[THE INPUT]
-=-=-

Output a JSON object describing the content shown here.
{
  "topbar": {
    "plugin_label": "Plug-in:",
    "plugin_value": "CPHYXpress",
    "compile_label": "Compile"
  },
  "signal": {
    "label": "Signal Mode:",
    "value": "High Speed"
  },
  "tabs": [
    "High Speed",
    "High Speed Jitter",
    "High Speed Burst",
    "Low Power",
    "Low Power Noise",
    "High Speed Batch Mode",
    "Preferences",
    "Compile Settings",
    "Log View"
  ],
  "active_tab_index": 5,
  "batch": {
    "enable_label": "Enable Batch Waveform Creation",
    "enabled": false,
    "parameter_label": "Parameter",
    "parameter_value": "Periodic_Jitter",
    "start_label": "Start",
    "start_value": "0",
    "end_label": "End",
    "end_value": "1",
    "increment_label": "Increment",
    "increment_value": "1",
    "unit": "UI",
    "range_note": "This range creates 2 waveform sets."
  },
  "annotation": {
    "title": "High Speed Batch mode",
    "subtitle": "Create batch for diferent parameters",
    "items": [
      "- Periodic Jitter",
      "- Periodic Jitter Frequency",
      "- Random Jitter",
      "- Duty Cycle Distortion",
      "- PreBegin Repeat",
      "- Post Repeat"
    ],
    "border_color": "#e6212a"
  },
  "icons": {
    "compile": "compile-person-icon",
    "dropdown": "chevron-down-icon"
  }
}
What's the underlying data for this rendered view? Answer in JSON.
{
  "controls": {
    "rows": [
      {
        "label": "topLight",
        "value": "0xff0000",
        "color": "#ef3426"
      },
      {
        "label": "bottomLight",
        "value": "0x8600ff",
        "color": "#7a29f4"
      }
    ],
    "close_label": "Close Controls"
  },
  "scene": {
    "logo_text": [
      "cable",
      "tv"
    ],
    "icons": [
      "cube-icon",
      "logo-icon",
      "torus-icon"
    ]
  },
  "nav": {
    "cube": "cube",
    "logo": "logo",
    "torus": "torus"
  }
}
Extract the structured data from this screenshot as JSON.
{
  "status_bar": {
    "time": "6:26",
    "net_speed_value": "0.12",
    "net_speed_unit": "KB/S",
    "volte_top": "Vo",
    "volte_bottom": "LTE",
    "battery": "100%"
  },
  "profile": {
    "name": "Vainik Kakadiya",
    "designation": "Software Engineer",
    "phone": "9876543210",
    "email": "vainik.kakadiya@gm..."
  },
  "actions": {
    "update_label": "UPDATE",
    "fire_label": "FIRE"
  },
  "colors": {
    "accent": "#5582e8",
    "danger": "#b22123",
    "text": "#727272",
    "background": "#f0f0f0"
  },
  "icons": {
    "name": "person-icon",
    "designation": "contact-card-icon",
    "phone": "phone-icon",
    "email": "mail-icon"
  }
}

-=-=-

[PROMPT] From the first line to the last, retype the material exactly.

[TASK ANSWER]
Output a JSON object describing the content shown here.
{
  "topbar": {
    "plugin_label": "Plug-in:",
    "plugin_value": "CPHYXpress",
    "compile_label": "Compile"
  },
  "signal": {
    "label": "Signal Mode:",
    "value": "High Speed"
  },
  "tabs": [
    "High Speed",
    "High Speed Jitter",
    "High Speed Burst",
    "Low Power",
    "Low Power Noise",
    "High Speed Batch Mode",
    "Preferences",
    "Compile Settings",
    "Log View"
  ],
  "active_tab_index": 5,
  "batch": {
    "enable_label": "Enable Batch Waveform Creation",
    "enabled": false,
    "parameter_label": "Parameter",
    "parameter_value": "Periodic_Jitter",
    "start_label": "Start",
    "start_value": "0",
    "end_label": "End",
    "end_value": "1",
    "increment_label": "Increment",
    "increment_value": "1",
    "unit": "UI",
    "range_note": "This range creates 2 waveform sets."
  },
  "annotation": {
    "title": "High Speed Batch mode",
    "subtitle": "Create batch for diferent parameters",
    "items": [
      "- Periodic Jitter",
      "- Periodic Jitter Frequency",
      "- Random Jitter",
      "- Duty Cycle Distortion",
      "- PreBegin Repeat",
      "- Post Repeat"
    ],
    "border_color": "#e6212a"
  },
  "icons": {
    "compile": "compile-person-icon",
    "dropdown": "chevron-down-icon"
  }
}
What's the underlying data for this rendered view? Answer in JSON.
{
  "controls": {
    "rows": [
      {
        "label": "topLight",
        "value": "0xff0000",
        "color": "#ef3426"
      },
      {
        "label": "bottomLight",
        "value": "0x8600ff",
        "color": "#7a29f4"
      }
    ],
    "close_label": "Close Controls"
  },
  "scene": {
    "logo_text": [
      "cable",
      "tv"
    ],
    "icons": [
      "cube-icon",
      "logo-icon",
      "torus-icon"
    ]
  },
  "nav": {
    "cube": "cube",
    "logo": "logo",
    "torus": "torus"
  }
}
Extract the structured data from this screenshot as JSON.
{
  "status_bar": {
    "time": "6:26",
    "net_speed_value": "0.12",
    "net_speed_unit": "KB/S",
    "volte_top": "Vo",
    "volte_bottom": "LTE",
    "battery": "100%"
  },
  "profile": {
    "name": "Vainik Kakadiya",
    "designation": "Software Engineer",
    "phone": "9876543210",
    "email": "vainik.kakadiya@gm..."
  },
  "actions": {
    "update_label": "UPDATE",
    "fire_label": "FIRE"
  },
  "colors": {
    "accent": "#5582e8",
    "danger": "#b22123",
    "text": "#727272",
    "background": "#f0f0f0"
  },
  "icons": {
    "name": "person-icon",
    "designation": "contact-card-icon",
    "phone": "phone-icon",
    "email": "mail-icon"
  }
}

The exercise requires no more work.